**PROBLEM TO WORK ON**
Down to the last character, repeat the entries beneath this task.

== RECORDS FOR THIS EXERCISE ==

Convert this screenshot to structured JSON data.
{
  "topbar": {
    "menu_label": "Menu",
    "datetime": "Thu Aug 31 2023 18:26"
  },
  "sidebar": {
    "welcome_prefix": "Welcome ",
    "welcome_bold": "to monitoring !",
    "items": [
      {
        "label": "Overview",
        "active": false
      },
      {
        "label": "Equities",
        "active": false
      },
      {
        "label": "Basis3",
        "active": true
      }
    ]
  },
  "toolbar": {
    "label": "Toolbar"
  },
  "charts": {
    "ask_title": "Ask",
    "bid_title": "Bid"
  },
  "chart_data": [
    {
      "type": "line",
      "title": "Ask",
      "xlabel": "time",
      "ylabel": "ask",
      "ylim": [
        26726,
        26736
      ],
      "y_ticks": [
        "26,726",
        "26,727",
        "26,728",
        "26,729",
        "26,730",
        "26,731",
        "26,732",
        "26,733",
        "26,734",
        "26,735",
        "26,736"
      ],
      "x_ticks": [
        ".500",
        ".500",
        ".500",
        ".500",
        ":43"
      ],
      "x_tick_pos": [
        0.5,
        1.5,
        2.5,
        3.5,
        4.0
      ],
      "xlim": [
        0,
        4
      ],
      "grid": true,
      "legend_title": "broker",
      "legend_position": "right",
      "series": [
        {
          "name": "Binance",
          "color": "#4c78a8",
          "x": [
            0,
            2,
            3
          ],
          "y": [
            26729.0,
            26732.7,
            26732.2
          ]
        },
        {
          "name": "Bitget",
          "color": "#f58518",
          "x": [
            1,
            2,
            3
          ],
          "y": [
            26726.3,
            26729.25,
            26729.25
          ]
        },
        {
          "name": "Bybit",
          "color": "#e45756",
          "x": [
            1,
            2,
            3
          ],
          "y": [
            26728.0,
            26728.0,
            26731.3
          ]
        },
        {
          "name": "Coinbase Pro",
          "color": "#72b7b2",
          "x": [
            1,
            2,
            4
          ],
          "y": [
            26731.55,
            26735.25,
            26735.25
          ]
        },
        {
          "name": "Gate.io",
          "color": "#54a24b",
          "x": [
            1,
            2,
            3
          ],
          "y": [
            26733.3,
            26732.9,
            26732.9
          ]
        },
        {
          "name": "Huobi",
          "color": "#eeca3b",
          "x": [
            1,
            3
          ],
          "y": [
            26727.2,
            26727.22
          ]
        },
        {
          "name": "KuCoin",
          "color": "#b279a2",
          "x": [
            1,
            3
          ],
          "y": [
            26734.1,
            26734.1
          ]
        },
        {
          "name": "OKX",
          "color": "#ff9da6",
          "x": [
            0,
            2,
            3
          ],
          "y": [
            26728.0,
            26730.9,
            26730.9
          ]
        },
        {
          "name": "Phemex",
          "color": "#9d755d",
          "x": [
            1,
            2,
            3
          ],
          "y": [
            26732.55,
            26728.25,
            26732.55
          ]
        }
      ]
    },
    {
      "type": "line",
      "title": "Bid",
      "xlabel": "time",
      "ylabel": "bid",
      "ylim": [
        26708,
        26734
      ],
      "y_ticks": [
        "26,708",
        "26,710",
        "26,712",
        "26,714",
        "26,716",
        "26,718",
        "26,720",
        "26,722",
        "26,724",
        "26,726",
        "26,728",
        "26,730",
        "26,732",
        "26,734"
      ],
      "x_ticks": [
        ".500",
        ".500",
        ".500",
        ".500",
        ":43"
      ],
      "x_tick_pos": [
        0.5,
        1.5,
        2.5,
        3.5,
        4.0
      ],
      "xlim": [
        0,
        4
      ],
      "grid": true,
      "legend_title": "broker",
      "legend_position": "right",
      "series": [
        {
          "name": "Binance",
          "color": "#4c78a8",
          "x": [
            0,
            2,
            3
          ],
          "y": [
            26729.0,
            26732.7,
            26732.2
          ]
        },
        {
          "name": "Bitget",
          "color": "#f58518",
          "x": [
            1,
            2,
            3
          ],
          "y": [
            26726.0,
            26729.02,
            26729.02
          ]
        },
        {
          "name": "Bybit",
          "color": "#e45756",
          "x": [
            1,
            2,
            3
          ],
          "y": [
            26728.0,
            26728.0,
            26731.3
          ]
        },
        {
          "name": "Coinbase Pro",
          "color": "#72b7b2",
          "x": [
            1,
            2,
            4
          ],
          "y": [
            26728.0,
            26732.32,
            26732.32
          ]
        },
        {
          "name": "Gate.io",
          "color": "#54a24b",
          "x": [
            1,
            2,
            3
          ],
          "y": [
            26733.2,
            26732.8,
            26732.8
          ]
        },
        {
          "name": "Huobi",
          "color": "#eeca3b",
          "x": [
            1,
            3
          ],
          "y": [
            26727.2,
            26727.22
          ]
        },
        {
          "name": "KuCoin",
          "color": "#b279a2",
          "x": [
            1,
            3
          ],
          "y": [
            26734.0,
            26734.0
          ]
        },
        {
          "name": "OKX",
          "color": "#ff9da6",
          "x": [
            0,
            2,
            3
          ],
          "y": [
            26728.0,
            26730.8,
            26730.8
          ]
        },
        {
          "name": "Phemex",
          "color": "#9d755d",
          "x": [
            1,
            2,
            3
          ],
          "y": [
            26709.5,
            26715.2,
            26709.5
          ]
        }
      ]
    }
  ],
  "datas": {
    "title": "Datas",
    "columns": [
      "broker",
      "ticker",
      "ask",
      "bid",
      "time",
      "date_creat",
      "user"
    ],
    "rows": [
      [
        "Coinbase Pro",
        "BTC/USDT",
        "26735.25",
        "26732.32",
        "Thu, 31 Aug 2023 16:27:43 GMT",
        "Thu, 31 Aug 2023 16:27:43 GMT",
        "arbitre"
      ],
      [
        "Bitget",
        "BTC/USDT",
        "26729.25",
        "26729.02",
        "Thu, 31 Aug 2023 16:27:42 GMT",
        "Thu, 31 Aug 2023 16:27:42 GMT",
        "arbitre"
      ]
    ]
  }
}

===

**WRITTEN ANSWER**
Convert this screenshot to structured JSON data.
{
  "topbar": {
    "menu_label": "Menu",
    "datetime": "Thu Aug 31 2023 18:26"
  },
  "sidebar": {
    "welcome_prefix": "Welcome ",
    "welcome_bold": "to monitoring !",
    "items": [
      {
        "label": "Overview",
        "active": false
      },
      {
        "label": "Equities",
        "active": false
      },
      {
        "label": "Basis3",
        "active": true
      }
    ]
  },
  "toolbar": {
    "label": "Toolbar"
  },
  "charts": {
    "ask_title": "Ask",
    "bid_title": "Bid"
  },
  "chart_data": [
    {
      "type": "line",
      "title": "Ask",
      "xlabel": "time",
      "ylabel": "ask",
      "ylim": [
        26726,
        26736
      ],
      "y_ticks": [
        "26,726",
        "26,727",
        "26,728",
        "26,729",
        "26,730",
        "26,731",
        "26,732",
        "26,733",
        "26,734",
        "26,735",
        "26,736"
      ],
      "x_ticks": [
        ".500",
        ".500",
        ".500",
        ".500",
        ":43"
      ],
      "x_tick_pos": [
        0.5,
        1.5,
        2.5,
        3.5,
        4.0
      ],
      "xlim": [
        0,
        4
      ],
      "grid": true,
      "legend_title": "broker",
      "legend_position": "right",
      "series": [
        {
          "name": "Binance",
          "color": "#4c78a8",
          "x": [
            0,
            2,
            3
          ],
          "y": [
            26729.0,
            26732.7,
            26732.2
          ]
        },
        {
          "name": "Bitget",
          "color": "#f58518",
          "x": [
            1,
            2,
            3
          ],
          "y": [
            26726.3,
            26729.25,
            26729.25
          ]
        },
        {
          "name": "Bybit",
          "color": "#e45756",
          "x": [
            1,
            2,
            3
          ],
          "y": [
            26728.0,
            26728.0,
            26731.3
          ]
        },
        {
          "name": "Coinbase Pro",
          "color": "#72b7b2",
          "x": [
            1,
            2,
            4
          ],
          "y": [
            26731.55,
            26735.25,
            26735.25
          ]
        },
        {
          "name": "Gate.io",
          "color": "#54a24b",
          "x": [
            1,
            2,
            3
          ],
          "y": [
            26733.3,
            26732.9,
            26732.9
          ]
        },
        {
          "name": "Huobi",
          "color": "#eeca3b",
          "x": [
            1,
            3
          ],
          "y": [
            26727.2,
            26727.22
          ]
        },
        {
          "name": "KuCoin",
          "color": "#b279a2",
          "x": [
            1,
            3
          ],
          "y": [
            26734.1,
            26734.1
          ]
        },
        {
          "name": "OKX",
          "color": "#ff9da6",
          "x": [
            0,
            2,
            3
          ],
          "y": [
            26728.0,
            26730.9,
            26730.9
          ]
        },
        {
          "name": "Phemex",
          "color": "#9d755d",
          "x": [
            1,
            2,
            3
          ],
          "y": [
            26732.55,
            26728.25,
            26732.55
          ]
        }
      ]
    },
    {
      "type": "line",
      "title": "Bid",
      "xlabel": "time",
      "ylabel": "bid",
      "ylim": [
        26708,
        26734
      ],
      "y_ticks": [
        "26,708",
        "26,710",
        "26,712",
        "26,714",
        "26,716",
        "26,718",
        "26,720",
        "26,722",
        "26,724",
        "26,726",
        "26,728",
        "26,730",
        "26,732",
        "26,734"
      ],
      "x_ticks": [
        ".500",
        ".500",
        ".500",
        ".500",
        ":43"
      ],
      "x_tick_pos": [
        0.5,
        1.5,
        2.5,
        3.5,
        4.0
      ],
      "xlim": [
        0,
        4
      ],
      "grid": true,
      "legend_title": "broker",
      "legend_position": "right",
      "series": [
        {
          "name": "Binance",
          "color": "#4c78a8",
          "x": [
            0,
            2,
            3
          ],
          "y": [
            26729.0,
            26732.7,
            26732.2
          ]
        },
        {
          "name": "Bitget",
          "color": "#f58518",
          "x": [
            1,
            2,
            3
          ],
          "y": [
            26726.0,
            26729.02,
            26729.02
          ]
        },
        {
          "name": "Bybit",
          "color": "#e45756",
          "x": [
            1,
            2,
            3
          ],
          "y": [
            26728.0,
            26728.0,
            26731.3
          ]
        },
        {
          "name": "Coinbase Pro",
          "color": "#72b7b2",
          "x": [
            1,
            2,
            4
          ],
          "y": [
            26728.0,
            26732.32,
            26732.32
          ]
        },
        {
          "name": "Gate.io",
          "color": "#54a24b",
          "x": [
            1,
            2,
            3
          ],
          "y": [
            26733.2,
            26732.8,
            26732.8
          ]
        },
        {
          "name": "Huobi",
          "color": "#eeca3b",
          "x": [
            1,
            3
          ],
          "y": [
            26727.2,
            26727.22
          ]
        },
        {
          "name": "KuCoin",
          "color": "#b279a2",
          "x": [
            1,
            3
          ],
          "y": [
            26734.0,
            26734.0
          ]
        },
        {
          "name": "OKX",
          "color": "#ff9da6",
          "x": [
            0,
            2,
            3
          ],
          "y": [
            26728.0,
            26730.8,
            26730.8
          ]
        },
        {
          "name": "Phemex",
          "color": "#9d755d",
          "x": [
            1,
            2,
            3
          ],
          "y": [
            26709.5,
            26715.2,
            26709.5
          ]
        }
      ]
    }
  ],
  "datas": {
    "title": "Datas",
    "columns": [
      "broker",
      "ticker",
      "ask",
      "bid",
      "time",
      "date_creat",
      "user"
    ],
    "rows": [
      [
        "Coinbase Pro",
        "BTC/USDT",
        "26735.25",
        "26732.32",
        "Thu, 31 Aug 2023 16:27:43 GMT",
        "Thu, 31 Aug 2023 16:27:43 GMT",
        "arbitre"
      ],
      [
        "Bitget",
        "BTC/USDT",
        "26729.25",
        "26729.02",
        "Thu, 31 Aug 2023 16:27:42 GMT",
        "Thu, 31 Aug 2023 16:27:42 GMT",
        "arbitre"
      ]
    ]
  }
}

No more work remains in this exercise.